Whether choosing a greenhouse kit or building from greenhouse plans there are four wood frame styles or Designs to choose from. For technical specifications and how to apply, cut and clean polycarbonate panels visit our Lexan Corrugated and Lexan Thermoclear web pages. Compare the clarity: Lexan Twin-wall vs. Lexan Corrugated polycarbonate. There are other Greenhouse Coverings to choose from including glass, fiberglass & acrylics. Besides being beautiful to look at we use Western Red Cedar to frame our greenhouse kits because of it's resistance to rot and insects. We sell greenhouse plans for the Sun Country Greenhouse you can download fo r $17.95, you can also download free Lean-to greenhouse plans for a greenhouse that attaches to your home or garage and free Gambrel greenhouse plans for a barn shaped greenhouse. See our customer's greenhouse kits at our Photo Gallery or watch our hobby greenhouse YouTube Videos.
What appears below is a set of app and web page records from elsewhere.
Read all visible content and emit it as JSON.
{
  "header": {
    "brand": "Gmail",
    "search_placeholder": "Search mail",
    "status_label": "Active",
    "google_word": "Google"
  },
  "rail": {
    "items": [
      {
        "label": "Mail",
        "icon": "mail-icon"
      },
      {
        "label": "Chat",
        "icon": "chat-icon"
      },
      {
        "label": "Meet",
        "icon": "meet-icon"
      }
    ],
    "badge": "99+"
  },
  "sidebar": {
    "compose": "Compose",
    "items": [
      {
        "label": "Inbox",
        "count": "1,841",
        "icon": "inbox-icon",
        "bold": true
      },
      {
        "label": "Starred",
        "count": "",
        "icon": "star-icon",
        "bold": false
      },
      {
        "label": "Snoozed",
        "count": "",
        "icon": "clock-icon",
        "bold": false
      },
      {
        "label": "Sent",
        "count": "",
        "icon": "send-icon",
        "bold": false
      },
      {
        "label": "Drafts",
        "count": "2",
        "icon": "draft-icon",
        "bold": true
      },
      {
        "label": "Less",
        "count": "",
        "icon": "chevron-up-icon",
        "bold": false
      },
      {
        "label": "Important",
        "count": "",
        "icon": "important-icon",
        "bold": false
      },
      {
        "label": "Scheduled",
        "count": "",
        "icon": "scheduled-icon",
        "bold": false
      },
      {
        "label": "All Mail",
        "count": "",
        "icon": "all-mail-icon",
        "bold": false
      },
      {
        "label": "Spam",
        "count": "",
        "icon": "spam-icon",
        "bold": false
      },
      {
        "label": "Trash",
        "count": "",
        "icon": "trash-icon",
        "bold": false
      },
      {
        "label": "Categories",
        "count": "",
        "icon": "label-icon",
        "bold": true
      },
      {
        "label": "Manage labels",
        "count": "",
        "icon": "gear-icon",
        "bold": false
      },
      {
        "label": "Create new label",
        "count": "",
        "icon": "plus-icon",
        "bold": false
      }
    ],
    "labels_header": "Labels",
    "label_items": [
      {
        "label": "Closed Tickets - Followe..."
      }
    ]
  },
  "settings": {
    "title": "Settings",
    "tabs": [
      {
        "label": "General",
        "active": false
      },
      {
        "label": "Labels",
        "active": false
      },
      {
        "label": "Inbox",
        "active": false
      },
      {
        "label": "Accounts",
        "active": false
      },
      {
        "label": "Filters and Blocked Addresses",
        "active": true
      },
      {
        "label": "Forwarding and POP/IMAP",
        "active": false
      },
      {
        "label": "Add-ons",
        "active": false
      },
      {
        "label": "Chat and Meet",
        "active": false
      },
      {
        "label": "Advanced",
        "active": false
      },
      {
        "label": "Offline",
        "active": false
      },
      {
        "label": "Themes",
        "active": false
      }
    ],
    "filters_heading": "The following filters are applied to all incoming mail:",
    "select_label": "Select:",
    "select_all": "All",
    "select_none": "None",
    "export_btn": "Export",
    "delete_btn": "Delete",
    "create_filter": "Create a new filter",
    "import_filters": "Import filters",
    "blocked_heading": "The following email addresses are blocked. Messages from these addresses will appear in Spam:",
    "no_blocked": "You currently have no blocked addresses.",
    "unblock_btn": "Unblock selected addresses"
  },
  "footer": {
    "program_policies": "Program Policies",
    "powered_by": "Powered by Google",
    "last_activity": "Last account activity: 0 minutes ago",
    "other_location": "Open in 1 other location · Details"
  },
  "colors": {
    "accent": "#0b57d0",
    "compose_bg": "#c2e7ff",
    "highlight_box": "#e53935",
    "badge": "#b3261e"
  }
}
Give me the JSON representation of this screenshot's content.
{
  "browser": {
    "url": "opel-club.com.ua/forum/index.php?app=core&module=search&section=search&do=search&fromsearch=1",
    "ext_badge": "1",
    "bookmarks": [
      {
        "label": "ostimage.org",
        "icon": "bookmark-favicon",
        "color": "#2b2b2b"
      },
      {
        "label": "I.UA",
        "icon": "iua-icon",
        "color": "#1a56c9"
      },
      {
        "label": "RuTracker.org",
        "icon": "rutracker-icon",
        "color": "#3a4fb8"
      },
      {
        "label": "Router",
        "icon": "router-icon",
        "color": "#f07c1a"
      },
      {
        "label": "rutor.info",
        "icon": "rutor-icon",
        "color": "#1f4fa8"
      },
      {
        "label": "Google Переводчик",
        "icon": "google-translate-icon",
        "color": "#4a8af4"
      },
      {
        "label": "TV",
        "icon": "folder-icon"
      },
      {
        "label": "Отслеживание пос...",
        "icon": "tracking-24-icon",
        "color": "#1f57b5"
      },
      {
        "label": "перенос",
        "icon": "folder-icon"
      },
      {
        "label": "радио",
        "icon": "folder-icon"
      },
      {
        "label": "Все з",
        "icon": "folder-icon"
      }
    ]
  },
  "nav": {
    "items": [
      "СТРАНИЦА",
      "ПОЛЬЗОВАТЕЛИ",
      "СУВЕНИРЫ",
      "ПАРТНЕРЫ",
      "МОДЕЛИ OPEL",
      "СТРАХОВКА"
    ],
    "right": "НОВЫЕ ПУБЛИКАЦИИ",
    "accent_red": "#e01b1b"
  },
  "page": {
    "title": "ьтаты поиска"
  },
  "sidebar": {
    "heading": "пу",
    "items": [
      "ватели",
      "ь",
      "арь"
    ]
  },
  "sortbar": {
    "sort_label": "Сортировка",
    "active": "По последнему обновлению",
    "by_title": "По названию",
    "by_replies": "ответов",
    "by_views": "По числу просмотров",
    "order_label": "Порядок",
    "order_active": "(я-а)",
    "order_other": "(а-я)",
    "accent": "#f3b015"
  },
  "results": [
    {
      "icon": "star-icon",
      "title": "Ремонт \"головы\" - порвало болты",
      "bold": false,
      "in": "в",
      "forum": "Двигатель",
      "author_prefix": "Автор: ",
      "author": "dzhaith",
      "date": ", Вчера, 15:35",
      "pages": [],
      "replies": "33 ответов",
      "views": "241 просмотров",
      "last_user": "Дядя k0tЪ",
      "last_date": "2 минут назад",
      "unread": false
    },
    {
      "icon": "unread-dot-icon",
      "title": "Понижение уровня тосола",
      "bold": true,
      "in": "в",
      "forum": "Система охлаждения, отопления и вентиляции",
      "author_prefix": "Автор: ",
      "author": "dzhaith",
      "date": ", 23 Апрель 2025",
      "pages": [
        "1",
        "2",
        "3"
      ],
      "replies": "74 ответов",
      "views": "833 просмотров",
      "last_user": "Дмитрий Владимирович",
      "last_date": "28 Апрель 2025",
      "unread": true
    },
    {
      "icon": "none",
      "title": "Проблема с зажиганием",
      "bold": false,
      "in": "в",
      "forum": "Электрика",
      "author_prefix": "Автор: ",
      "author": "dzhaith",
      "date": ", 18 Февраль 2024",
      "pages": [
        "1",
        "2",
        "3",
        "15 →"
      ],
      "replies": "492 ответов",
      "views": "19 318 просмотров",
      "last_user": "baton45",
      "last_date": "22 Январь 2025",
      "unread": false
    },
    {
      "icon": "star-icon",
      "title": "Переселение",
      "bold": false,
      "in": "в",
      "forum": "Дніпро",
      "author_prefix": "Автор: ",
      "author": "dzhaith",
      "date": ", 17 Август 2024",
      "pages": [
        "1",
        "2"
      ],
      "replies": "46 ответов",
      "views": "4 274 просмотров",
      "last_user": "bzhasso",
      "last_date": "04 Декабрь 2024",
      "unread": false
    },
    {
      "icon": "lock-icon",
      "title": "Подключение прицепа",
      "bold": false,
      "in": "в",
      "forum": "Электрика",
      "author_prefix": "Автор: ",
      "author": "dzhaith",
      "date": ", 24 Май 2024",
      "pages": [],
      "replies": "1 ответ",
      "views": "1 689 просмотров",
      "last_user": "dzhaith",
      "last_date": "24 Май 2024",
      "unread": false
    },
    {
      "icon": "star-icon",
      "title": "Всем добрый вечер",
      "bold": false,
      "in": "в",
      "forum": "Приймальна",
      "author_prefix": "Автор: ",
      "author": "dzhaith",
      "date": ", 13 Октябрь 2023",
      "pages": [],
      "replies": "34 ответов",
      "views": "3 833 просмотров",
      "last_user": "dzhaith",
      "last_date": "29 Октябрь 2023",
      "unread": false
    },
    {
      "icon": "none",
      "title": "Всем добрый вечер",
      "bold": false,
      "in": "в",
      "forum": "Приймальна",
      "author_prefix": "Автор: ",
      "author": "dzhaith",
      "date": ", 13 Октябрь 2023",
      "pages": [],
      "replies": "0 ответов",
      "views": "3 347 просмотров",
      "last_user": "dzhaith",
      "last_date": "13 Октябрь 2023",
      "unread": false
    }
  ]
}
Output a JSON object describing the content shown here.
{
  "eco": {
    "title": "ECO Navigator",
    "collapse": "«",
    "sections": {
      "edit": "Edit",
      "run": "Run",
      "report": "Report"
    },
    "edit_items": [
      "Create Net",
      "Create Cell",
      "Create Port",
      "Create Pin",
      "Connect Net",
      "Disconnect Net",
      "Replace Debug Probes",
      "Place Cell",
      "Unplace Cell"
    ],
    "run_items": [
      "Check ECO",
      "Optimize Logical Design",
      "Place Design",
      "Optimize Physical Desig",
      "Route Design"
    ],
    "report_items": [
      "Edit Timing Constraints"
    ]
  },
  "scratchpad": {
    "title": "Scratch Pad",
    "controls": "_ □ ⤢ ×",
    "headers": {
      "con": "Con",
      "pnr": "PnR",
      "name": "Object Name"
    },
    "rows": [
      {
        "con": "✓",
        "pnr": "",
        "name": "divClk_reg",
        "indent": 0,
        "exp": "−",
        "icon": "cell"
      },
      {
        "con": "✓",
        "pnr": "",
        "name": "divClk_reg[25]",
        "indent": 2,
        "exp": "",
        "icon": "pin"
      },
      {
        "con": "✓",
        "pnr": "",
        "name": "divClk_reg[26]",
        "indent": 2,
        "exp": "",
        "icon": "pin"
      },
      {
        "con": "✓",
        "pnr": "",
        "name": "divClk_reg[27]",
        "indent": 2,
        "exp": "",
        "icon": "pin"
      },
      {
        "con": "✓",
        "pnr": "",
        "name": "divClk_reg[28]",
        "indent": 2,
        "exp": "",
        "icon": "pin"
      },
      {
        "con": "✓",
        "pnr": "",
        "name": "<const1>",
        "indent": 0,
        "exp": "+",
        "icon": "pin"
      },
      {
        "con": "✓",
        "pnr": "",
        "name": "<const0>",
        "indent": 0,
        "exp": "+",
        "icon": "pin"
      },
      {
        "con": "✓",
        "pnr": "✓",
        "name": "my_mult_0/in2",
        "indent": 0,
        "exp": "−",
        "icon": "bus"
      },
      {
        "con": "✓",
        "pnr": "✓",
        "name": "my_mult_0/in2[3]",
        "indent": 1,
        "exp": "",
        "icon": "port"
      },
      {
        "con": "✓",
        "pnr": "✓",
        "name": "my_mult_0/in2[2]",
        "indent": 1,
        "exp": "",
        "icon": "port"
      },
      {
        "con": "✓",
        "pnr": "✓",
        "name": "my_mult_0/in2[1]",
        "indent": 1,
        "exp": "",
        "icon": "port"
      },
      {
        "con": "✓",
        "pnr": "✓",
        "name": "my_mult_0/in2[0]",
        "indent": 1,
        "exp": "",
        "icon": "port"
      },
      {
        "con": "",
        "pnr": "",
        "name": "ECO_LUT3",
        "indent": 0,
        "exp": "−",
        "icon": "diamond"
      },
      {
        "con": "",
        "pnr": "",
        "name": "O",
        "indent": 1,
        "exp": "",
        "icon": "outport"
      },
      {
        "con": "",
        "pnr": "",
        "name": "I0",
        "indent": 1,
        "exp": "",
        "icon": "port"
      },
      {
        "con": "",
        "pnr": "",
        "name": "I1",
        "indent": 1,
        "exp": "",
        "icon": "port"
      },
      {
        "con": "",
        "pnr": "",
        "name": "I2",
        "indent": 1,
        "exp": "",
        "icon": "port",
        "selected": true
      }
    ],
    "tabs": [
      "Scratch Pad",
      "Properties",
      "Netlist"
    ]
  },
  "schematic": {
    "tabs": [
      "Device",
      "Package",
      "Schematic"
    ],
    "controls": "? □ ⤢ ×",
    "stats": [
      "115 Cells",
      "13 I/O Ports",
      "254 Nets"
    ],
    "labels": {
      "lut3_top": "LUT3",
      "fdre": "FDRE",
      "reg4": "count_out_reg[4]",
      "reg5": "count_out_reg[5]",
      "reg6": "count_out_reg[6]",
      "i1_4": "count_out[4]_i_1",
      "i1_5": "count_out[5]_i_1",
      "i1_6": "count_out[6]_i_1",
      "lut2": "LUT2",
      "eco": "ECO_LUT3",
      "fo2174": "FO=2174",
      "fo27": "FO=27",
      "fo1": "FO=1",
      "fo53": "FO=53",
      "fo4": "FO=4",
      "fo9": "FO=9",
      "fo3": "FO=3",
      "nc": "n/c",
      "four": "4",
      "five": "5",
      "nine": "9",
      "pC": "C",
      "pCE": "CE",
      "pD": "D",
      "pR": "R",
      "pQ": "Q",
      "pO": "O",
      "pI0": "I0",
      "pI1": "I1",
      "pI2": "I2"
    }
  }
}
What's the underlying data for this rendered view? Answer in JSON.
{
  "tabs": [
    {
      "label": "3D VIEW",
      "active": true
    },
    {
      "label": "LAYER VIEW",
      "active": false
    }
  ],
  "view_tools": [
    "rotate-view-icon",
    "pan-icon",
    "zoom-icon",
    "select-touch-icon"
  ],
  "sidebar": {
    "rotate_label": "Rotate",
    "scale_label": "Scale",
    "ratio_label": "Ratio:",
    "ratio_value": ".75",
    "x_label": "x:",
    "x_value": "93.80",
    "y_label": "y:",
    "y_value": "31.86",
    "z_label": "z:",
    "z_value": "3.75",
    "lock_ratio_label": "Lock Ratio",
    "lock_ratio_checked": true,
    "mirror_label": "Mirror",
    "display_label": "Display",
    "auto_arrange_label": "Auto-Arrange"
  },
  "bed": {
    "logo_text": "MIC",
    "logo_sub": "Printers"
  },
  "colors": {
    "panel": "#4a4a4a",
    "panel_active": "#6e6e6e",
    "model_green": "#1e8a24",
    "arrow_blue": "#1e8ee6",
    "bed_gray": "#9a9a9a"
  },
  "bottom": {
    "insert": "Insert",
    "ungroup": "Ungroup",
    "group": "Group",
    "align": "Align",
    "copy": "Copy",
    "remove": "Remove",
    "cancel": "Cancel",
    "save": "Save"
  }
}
Free potting bench plans, information about lighting, ventilation, pests and diseases can be found at Gardening Tips.